Amounts received towards reimbursement of expenses can, under no circumstances, be regarded as a revenue Receipt and is not chargeable to income-tax;
A non-resident earning long-term capital gains on transfer of listed securities is entitled to the benefit of the lower tax rate in the proviso to section 112(1) in addition to the benefit granted by the first proviso to s. 48.
Where the income is actually received or has accrued in India, the resort to deeming provision is not warranted and s. 5(2) is sufficient to create a charge in respect of non-resident’s income. Clause (b) to Explanation 1 makes no difference to this position.
An allotment of shares is a “creation” of shares and not a “transfer” of shares. There is a vital difference between the two. An “allotment” is the creation of shares by appropriation out of the unappropriated share capital to a particular person. A share is a chose in action. A chose in action implies existence of some person entitled to the rights in action in-contradistinction from rights in possession. There is a difference between issue of a share to a subscriber and the purchase of a share from an existing shareholder. The first case is that of creation whereas the second case is that of transfer of chose in action. An allotment is not a transfer and does not attract s. 4(1)(a) of the Gift-tax Act.
The word `production’ or `produce’ when used in juxtaposition with the word `manufacture’ takes in bringing into existence new goods by a process, which may or may not amount to manufacture. It also takes in all the byproducts, intermediate products and residual products, which emerge in the course of manufacture of goods. The conversion of Jumbo rolls of photographic films into small flats and rolls in the desired sizes amounts to manufacture/production for purposes of ss. 32AB, 80HH and 80I.
While merely because in some cases revenue has not preferred an appeal that does not operate as a bar for the revenue to prefer an appeal in another case where there is just cause for doing so or it is in public interest to do so or for a pronouncement by the higher court when divergent views are expressed by the different High Courts, this is NOT SO in a case where the fact situation in all the assessment years is the same. Where the fact situation is the same, the revenue cannot prefer an appeal if they have not done so in the other cases.
As the undertaking was transferred as a going concern and there was no evidence on record to show that the compensation had been arrived at on an item-wise allocation of the various assets of the undertaking and there was no “cost of acquisition” of the undertaking, capital gains was not chargeable.
In view of the Proviso to s. 147, merely having a reason to believe that income had escaped assessment is not sufficient to reopen assessments but it must be specifically alleged by the AO in the recorded reasons that the escapement was on account of the failure of the assessee to make a full and true disclosure of material facts. In the absence of such allegation, the reopening is without jurisdiction;

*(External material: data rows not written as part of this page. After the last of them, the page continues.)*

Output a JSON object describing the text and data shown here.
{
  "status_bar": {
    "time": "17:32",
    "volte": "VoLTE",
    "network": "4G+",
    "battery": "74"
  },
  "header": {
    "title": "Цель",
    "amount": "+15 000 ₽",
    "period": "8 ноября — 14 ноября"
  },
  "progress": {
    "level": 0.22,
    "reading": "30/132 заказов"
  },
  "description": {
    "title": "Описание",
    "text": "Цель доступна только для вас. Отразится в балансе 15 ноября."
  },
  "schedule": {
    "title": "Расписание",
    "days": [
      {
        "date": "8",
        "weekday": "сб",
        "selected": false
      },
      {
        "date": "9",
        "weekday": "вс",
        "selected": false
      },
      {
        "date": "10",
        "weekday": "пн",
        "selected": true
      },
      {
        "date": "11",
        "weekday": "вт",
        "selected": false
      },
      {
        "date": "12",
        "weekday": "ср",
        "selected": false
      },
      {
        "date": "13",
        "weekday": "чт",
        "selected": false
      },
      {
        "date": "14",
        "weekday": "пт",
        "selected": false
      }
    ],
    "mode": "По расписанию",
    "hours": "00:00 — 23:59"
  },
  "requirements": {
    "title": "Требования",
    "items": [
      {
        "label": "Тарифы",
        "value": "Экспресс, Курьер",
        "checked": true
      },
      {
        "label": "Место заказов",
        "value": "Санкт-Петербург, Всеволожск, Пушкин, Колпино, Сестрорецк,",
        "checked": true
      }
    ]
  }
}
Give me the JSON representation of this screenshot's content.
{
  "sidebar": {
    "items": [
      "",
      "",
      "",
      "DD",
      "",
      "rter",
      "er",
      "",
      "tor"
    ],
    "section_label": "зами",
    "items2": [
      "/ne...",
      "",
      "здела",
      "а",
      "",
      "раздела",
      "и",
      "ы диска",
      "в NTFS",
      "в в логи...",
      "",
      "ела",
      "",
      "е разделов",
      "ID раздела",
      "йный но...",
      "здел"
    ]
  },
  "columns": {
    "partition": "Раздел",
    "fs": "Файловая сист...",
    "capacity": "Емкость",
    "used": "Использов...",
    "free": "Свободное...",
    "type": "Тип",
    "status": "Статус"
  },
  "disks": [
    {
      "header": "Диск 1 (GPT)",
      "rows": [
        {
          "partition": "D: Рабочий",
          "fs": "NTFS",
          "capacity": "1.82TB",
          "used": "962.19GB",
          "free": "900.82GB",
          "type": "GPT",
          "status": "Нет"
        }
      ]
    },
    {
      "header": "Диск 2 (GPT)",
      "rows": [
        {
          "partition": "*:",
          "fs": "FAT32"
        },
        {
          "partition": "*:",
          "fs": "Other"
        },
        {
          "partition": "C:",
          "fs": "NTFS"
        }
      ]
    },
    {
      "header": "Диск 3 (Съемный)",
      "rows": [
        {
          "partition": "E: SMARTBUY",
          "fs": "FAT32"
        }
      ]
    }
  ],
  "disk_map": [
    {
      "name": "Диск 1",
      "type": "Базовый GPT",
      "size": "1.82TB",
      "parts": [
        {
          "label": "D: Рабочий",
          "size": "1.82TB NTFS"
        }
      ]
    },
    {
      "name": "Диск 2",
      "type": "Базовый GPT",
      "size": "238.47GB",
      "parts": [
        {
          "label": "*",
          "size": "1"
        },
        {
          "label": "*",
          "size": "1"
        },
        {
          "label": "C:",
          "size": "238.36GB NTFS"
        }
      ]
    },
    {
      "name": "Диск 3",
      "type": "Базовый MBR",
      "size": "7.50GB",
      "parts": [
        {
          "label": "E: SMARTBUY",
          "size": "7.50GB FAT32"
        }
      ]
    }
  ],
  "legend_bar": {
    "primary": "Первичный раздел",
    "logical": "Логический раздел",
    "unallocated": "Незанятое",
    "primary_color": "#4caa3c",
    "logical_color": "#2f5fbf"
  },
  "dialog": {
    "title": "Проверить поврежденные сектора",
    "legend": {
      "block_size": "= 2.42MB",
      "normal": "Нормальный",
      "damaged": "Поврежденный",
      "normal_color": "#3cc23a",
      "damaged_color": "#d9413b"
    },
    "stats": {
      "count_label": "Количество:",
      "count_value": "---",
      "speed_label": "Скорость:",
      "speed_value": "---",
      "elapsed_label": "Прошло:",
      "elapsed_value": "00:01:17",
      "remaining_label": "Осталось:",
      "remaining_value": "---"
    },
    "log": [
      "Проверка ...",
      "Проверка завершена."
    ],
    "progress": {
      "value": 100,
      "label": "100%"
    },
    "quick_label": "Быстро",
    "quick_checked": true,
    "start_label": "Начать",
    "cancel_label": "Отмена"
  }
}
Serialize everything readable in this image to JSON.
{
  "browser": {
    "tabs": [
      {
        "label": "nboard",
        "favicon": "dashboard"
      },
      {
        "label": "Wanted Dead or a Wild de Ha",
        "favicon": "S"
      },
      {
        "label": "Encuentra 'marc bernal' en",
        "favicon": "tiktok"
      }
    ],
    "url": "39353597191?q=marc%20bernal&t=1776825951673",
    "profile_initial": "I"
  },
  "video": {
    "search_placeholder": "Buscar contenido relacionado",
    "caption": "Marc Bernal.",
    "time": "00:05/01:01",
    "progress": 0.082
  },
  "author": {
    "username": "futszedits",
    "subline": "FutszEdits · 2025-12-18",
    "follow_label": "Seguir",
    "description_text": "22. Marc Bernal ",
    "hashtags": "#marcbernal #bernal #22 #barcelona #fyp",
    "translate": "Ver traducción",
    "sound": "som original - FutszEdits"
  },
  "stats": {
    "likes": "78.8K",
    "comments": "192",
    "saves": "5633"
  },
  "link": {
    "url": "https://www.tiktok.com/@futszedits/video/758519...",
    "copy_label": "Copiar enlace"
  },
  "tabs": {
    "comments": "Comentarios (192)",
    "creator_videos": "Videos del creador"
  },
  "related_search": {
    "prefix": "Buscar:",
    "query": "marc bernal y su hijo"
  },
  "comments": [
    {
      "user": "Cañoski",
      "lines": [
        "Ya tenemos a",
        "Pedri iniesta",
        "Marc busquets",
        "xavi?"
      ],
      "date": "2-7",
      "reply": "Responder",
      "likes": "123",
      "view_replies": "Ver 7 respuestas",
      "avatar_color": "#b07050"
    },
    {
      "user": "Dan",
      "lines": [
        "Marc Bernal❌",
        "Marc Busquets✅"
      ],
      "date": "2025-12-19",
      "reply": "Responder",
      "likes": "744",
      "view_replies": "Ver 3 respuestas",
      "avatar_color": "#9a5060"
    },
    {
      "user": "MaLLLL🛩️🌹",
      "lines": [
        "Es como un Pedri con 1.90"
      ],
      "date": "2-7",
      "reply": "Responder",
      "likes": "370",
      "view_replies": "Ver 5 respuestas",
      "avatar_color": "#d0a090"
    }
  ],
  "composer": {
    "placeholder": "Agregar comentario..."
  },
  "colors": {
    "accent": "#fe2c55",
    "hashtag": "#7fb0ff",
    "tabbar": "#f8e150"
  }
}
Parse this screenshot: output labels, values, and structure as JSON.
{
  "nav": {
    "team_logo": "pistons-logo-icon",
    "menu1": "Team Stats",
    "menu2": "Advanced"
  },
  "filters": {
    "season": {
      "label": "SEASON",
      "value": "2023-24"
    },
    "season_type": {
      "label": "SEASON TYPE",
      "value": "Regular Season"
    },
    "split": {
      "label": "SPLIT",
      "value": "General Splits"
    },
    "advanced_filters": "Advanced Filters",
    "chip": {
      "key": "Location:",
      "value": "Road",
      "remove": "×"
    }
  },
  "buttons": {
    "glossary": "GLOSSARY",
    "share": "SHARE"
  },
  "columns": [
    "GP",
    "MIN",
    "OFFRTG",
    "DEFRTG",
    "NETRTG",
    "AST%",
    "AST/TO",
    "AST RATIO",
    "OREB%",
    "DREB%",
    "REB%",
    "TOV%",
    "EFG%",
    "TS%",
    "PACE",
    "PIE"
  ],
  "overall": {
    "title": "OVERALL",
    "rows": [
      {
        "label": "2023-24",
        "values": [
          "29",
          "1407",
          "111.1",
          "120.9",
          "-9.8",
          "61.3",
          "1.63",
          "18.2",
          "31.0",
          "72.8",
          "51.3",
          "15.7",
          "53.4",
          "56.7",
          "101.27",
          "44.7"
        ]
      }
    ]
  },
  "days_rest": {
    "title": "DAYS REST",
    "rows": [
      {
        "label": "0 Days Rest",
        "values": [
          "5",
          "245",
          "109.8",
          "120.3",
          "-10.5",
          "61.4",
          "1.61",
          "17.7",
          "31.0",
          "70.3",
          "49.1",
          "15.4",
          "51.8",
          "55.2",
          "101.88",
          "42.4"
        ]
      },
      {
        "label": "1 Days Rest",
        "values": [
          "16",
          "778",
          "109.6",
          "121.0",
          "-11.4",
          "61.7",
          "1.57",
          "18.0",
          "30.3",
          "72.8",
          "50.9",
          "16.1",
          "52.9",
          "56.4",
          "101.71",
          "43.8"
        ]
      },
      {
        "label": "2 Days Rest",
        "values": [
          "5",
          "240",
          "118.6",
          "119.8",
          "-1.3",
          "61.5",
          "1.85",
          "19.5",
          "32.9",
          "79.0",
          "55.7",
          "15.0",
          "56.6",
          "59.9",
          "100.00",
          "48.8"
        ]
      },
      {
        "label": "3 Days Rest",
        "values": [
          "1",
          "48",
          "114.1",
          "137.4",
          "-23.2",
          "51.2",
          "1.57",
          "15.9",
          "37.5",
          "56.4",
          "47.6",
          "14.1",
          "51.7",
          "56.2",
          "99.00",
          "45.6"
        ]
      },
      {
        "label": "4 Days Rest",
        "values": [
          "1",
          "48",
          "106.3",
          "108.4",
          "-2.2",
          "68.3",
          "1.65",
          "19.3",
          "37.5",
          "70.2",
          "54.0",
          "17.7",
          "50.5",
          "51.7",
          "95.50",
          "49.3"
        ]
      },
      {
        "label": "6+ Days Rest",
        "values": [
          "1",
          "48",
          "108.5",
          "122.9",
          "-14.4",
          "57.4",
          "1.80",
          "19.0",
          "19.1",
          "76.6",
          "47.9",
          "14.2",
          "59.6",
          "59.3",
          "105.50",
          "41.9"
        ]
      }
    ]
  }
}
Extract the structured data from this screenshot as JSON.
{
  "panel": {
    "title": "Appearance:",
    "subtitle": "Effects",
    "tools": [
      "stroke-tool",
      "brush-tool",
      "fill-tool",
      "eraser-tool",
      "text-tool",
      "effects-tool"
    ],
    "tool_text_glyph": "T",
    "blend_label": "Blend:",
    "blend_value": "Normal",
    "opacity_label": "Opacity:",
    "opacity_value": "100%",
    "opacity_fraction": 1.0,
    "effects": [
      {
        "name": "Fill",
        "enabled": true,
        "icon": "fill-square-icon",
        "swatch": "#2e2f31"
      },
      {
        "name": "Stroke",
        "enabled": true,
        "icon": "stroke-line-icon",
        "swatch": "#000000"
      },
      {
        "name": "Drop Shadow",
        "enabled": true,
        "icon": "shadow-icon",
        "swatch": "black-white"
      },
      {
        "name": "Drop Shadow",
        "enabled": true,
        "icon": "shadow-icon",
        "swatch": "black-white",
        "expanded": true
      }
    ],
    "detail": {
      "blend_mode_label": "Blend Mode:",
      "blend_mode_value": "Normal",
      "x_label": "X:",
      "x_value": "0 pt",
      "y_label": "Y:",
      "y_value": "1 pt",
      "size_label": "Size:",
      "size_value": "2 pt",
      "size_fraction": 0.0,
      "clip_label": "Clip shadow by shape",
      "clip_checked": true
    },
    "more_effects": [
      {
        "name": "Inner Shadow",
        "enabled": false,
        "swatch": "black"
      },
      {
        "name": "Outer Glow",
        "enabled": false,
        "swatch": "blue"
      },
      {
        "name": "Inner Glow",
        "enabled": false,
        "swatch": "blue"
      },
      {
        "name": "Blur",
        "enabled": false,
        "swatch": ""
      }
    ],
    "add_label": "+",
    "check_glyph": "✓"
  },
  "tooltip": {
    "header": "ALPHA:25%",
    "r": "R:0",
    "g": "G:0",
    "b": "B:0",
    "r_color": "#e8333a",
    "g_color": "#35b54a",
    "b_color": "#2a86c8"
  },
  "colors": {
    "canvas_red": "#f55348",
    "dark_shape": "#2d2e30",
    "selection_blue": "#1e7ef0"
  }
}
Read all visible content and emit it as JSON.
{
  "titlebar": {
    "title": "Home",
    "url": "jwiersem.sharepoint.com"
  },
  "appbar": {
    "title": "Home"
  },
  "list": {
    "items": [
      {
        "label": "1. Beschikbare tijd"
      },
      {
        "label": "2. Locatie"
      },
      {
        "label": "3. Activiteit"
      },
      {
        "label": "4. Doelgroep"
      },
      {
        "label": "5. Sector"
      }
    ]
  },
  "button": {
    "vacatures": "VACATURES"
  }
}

Where the assessee was a company incorporated in the Netherlands and its main activity was operation of aircrafts in international traffic both for transport of passengers and cargo and its income was exempt under the Double Taxation Avoidance Agreement between India and the Netherlands and it recovered charges from an Indian company which on facts was found to be arising from the activity of cargo handling and was directly and inextricably linked to such activity, held the same was exempt. Also held in the alternative that even if the recovery of rent was to be treated as an income from other sources at the hands of the assessee, since an identical amount was paid to the Airport Authority of India, the same would be entirely offset u/s 57 (iii) against each other because there was a direct nexus between the receipt and the payment.
The words “in relation to” in s. 14A encompass not only the direct expense but also the indirect expense which has any relation to the exempt income. The argument that the words contemplate a “direct and immediate connection” between the expenditure and the exempt income cannot be accepted. Accordingly, the argument that s. 14A cannot apply to shares held as stock-in-trade cannot be accepted. The fact that the dividend income is “incidental” to the purchase of shares is also irrelevant. The question as to whether the onus is on the assessee or the AO for bringing an item of expenditure within s. 14A is also irrelevant in view of Rule 8D;